If the problem goes away, the issue is coming over the network.

Restart in Safe Mode with Networking, if the problem still occurs:

Get a network trace and see where the traffic is coming from.  Use the experts for top chatter.

Focus on one of the clients and see what that client is doing.

2.  MSConfig.exe (built-in, except for on Windows 2000)

Note:  This will not prevent the antivirus/firewall drivers from loading in memory.

Disable all 3rd party services and all startup group items.

Restart

If the problem doesn’t reproduce, then enable the startup group items

Restart

If the problem doesn’t reproduce, then enable the half the 3rd party services

Restart

And go thru the process of elimination.
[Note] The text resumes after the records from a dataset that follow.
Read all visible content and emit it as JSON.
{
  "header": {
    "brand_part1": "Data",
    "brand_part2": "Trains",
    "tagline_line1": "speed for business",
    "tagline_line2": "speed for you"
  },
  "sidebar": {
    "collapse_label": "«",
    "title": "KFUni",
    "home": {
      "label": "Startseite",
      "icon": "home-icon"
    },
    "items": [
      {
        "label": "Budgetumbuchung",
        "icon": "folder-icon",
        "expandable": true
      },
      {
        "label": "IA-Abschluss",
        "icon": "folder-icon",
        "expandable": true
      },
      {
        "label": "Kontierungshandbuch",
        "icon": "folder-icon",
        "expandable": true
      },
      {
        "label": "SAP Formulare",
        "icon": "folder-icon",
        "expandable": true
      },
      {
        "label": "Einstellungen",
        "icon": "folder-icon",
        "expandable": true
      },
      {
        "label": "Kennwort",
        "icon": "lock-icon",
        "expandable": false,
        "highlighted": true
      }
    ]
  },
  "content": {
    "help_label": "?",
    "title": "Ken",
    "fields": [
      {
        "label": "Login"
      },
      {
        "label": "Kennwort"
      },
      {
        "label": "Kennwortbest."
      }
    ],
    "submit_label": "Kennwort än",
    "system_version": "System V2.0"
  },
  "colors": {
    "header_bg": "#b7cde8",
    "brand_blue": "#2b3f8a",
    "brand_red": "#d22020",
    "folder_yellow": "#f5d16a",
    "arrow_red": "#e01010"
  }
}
3. Otherwise let’s grab the Process Explorer, Perfmon, KernRate or XPerf, Network Trace and complete memory dump.

 

MORE INFORMATION

The third-party products that this blog discusses are manufactured by companies that are independent of Microsoft. Microsoft makes no warranty, implied or otherwise, about the performance or reliability of these products.

 

I highly recommend reading thru Mark Russinovich’s blog:

The Case of the System Process CPU Spikes

http://blogs.technet.com/markrussinovich/archive/2008/04/07/3031251.aspx

Additionally the two books that he and David Solomon co-wrote have good information regarding the System Process:

Windows Internals 4th Edition http://www.microsoft.com/learning/en/us/Book.aspx?ID=6710&locale=en-us

Windows Internals 5th Edition http://www.microsoft.com/learning/en/us/book.aspx?ID=12069&locale=en-us